*** Source data ***

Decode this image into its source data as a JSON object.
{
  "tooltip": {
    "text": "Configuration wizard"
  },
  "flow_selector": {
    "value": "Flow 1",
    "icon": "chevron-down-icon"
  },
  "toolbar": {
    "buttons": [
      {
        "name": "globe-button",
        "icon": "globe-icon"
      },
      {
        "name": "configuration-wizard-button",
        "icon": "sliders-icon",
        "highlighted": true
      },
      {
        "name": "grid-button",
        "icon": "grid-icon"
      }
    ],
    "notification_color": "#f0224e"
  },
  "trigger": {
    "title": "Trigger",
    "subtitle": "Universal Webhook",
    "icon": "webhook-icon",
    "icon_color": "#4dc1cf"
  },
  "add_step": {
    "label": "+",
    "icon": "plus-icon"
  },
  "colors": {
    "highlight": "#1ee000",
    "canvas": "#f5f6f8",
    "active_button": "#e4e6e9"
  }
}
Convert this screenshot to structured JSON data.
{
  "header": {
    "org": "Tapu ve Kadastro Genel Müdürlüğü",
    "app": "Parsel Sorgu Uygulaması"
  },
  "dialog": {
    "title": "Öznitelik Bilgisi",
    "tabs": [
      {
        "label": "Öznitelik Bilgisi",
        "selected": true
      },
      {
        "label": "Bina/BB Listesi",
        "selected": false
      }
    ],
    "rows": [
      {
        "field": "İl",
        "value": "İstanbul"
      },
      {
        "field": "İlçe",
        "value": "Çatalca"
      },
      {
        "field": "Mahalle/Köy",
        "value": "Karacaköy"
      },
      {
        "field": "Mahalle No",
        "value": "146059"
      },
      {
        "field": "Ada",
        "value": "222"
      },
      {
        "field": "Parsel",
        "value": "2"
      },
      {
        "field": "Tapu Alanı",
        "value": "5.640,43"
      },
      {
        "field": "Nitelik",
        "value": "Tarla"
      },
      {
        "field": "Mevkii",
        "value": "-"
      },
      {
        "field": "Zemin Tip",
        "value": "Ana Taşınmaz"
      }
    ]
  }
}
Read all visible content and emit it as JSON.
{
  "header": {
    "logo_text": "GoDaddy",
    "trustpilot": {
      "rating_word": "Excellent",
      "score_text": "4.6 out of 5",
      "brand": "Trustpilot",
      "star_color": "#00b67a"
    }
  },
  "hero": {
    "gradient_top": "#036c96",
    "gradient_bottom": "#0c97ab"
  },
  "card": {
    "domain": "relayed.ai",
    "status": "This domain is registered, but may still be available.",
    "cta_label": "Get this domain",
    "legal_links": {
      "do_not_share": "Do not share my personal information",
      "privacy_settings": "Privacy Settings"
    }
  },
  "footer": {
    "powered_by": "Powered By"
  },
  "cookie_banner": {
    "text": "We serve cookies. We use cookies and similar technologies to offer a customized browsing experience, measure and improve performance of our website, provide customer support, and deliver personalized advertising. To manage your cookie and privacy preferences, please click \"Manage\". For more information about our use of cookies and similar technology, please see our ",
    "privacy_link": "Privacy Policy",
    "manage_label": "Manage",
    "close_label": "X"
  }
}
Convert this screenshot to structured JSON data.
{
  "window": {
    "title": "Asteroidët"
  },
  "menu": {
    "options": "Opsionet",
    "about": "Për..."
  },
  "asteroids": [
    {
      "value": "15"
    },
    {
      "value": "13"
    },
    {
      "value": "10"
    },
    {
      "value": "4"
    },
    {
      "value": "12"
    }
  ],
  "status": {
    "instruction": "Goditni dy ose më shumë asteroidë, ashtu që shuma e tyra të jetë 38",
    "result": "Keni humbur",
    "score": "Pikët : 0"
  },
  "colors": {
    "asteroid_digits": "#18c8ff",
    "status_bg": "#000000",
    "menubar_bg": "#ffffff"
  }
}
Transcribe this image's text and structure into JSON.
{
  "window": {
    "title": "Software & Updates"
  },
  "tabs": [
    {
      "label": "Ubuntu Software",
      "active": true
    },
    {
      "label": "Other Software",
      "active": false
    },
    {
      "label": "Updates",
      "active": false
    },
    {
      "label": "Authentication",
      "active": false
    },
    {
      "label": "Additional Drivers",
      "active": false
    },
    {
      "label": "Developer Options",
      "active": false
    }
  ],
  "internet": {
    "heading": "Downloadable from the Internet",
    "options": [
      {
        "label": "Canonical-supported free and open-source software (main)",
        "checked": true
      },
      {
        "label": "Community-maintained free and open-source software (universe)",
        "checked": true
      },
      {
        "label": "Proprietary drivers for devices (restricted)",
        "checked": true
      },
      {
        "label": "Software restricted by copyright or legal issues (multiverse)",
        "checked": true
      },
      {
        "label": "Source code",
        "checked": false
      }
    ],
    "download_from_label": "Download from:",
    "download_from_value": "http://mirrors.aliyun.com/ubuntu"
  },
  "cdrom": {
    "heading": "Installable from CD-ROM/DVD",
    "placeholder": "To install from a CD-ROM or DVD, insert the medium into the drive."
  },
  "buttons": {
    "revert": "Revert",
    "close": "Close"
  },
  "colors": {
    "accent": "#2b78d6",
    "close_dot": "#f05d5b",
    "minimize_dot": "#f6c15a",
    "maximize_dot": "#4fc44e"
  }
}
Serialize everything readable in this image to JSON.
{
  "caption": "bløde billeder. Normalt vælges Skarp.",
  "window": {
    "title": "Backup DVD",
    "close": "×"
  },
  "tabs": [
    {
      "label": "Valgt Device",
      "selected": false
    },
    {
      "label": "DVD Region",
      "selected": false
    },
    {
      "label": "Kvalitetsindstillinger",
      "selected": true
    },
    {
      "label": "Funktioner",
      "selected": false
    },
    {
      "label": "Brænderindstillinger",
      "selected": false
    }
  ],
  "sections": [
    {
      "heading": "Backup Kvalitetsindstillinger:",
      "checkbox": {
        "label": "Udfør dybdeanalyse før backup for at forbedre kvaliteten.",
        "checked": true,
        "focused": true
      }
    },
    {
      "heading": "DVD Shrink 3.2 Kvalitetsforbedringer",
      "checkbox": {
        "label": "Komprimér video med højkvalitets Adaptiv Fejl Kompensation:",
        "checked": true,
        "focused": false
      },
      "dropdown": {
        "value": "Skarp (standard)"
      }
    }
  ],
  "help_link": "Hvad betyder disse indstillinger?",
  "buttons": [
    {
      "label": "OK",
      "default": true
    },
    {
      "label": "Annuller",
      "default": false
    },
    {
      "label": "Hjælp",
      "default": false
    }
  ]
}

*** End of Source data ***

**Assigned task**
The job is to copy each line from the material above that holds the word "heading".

**Result**
    "heading": "Downloadable from the Internet",
    "heading": "Installable from CD-ROM/DVD",
      "heading": "Backup Kvalitetsindstillinger:",
      "heading": "DVD Shrink 3.2 Kvalitetsforbedringer",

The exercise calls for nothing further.